“We didn’t really side with anyone because I felt it was dangerous and then we started feeling the pressure. When Kamaliya was supposed to go on stage, suddenly there would not be enough air time for her, or a microphone would get turned off.” Exuberant and spontaneous, Kamaliya does not seem to be put off by the fickle fortunes of her past. Beauty contests and film roles are good enough omens for long-term prospects on stage. About her part in the coming Hollywood film, “The Accident,” to be produced by Klaus Menzel, she says little but with evident pride. According to the plot, she said, she is a friend of Natalie Portman, the famous American actress known for her parts in “Leon,” “Star Wars” and “Closer,” among others.

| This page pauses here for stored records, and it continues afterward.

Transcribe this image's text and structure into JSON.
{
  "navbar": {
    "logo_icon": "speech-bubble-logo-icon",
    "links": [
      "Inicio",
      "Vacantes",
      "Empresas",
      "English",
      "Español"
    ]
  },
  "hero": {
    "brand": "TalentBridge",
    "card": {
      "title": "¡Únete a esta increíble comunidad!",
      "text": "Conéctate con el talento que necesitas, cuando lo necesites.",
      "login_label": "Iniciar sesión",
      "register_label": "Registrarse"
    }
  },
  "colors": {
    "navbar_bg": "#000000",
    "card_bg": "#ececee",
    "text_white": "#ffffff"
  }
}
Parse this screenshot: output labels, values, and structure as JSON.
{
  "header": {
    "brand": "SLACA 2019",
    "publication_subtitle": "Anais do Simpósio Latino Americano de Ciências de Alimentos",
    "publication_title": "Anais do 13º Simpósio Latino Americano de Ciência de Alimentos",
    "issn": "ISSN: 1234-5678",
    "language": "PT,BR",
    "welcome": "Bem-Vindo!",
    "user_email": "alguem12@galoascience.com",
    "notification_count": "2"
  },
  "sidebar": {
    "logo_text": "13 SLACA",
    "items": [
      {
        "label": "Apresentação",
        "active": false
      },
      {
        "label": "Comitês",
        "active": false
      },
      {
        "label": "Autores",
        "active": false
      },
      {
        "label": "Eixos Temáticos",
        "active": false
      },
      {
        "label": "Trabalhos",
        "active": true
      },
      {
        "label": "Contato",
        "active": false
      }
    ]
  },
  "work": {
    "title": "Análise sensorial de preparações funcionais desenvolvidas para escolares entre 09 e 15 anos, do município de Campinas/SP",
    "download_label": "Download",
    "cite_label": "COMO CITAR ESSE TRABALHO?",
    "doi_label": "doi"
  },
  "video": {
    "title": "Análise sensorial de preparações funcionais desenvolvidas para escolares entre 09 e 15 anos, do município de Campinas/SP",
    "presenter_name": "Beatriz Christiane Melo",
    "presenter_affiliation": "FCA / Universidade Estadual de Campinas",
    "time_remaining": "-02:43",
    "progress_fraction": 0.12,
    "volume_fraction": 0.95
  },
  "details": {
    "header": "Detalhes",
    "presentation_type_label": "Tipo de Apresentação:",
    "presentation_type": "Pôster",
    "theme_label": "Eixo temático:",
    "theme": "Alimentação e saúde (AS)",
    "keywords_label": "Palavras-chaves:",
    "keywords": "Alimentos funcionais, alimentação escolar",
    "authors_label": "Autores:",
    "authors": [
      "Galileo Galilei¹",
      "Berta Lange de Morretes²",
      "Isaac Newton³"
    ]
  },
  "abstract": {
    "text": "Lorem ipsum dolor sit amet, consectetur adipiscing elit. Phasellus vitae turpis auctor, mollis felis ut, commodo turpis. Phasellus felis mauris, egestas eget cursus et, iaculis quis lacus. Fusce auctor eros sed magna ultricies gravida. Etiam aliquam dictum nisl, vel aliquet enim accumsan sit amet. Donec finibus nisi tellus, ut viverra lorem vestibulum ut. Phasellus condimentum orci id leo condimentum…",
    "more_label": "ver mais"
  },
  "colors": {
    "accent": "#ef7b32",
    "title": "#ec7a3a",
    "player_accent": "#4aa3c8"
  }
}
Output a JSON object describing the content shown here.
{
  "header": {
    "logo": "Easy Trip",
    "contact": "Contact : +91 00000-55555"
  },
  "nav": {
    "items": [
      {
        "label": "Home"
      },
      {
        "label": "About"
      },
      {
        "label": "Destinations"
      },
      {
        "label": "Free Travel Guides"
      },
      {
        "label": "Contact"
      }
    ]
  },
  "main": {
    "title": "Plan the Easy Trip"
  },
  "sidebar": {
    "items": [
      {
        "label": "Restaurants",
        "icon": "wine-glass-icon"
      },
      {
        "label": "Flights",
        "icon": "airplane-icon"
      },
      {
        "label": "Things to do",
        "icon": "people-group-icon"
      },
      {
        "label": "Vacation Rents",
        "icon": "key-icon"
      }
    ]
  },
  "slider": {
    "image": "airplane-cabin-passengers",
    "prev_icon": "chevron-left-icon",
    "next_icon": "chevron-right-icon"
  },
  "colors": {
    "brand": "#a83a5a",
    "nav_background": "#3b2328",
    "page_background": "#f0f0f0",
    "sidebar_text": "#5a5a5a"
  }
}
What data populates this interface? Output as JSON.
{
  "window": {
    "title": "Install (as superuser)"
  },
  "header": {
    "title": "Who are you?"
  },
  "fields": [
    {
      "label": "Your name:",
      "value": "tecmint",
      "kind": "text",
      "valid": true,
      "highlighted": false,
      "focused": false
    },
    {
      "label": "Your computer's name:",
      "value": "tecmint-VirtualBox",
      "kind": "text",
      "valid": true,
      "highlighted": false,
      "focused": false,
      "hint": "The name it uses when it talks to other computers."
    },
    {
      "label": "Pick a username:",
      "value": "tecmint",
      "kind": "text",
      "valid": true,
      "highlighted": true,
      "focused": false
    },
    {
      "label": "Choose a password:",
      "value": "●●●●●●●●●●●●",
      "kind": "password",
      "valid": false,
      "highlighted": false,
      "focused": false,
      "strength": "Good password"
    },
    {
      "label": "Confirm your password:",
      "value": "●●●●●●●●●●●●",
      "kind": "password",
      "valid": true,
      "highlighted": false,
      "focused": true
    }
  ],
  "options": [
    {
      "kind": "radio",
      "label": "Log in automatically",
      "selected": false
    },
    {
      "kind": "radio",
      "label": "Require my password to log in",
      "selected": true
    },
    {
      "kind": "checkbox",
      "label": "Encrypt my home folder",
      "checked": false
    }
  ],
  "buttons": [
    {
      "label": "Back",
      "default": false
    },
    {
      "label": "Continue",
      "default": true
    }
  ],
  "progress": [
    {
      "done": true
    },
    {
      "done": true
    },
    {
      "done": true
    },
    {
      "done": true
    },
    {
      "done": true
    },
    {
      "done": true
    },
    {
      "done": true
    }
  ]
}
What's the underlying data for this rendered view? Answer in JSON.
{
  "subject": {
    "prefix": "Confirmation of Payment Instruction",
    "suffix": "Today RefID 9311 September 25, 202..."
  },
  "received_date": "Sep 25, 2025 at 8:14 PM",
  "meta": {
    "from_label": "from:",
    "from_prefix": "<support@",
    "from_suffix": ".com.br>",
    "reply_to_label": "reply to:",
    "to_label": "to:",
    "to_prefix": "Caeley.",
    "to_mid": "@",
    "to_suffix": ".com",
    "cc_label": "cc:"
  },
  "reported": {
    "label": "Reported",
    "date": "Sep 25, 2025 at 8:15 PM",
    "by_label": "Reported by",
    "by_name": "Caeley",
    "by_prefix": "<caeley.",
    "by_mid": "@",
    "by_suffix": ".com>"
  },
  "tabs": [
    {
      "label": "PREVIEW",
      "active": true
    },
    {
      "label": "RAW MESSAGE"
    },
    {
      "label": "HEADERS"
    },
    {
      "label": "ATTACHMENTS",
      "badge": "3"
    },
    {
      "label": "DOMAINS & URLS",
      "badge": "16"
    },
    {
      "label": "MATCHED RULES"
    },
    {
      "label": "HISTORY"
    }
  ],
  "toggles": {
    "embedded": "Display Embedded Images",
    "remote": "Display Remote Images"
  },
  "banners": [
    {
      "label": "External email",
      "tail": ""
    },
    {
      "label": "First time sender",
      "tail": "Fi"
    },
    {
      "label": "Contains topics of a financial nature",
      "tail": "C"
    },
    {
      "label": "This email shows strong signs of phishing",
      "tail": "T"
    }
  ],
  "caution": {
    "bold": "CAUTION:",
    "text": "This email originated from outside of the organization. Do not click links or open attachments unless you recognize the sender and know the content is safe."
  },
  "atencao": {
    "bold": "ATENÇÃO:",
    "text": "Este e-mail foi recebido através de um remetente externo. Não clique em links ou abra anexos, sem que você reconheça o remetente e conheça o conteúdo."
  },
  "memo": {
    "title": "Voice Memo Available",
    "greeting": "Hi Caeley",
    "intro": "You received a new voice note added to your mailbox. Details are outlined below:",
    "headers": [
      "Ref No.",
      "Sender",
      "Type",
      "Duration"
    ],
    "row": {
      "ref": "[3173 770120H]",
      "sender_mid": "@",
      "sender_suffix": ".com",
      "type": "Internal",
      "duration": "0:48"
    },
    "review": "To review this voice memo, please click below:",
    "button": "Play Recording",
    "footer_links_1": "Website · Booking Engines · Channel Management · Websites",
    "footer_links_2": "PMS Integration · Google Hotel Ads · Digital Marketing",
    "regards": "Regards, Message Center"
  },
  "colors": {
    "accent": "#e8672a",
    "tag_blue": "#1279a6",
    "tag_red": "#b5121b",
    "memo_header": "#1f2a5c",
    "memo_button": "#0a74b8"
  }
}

“I will be a singer of Eastern European origin and Portman will be a friend of mine who will live at my place taking singing classes. In one of the scenes, she’ll be reciting rap and I will be singing a classical song.” Talks are in progress with Michael Douglas and Antonio Banderas to be also cast in this drama, according to Kamaliya. Her movie debut was in the “Merry Widow”, a comedy expected to hit the big screen this year. “I treat it as job, I am not afraid to be sucked up by Hollywood,” she said, voicing her intentions to keep living in Ukraine. She met Zahoor six years ago at a private dinner.
He hired her to perform a concert for his steelworkers in Donetsk. The couple could be based anywhere – Russia, England, the United States or even Pakistan – but they have chosen to remain in Ukraine. The interiors of their home in elite Koncha-Zaspa region in the suburbs of Kyiv are designed to resemble the famous billowing sail hotel, Burj Al Arab, in Dubai. Dominated by golden and striking rainbow colors, the mansion is a blend of Asian and Arabic tastes. Three playful dogs, a couple of bunnies, a few parrots and one lazy cat are company for the lady of the house. Talkative and energetic, she appears eager for a big break in her career – on the big screen or on TV. She started filming a pilot TV program “Coffee with Kamaliya,” in which she interviews celebrities about their climb to fame.
“The idea is to show younger people that popularity does not come by accident but is rather a product of hard work.” She also plans to shoot another program about charity Read more on Last.fm. User-contributed text is available under the Creative Commons By-SA License; additional terms may apply..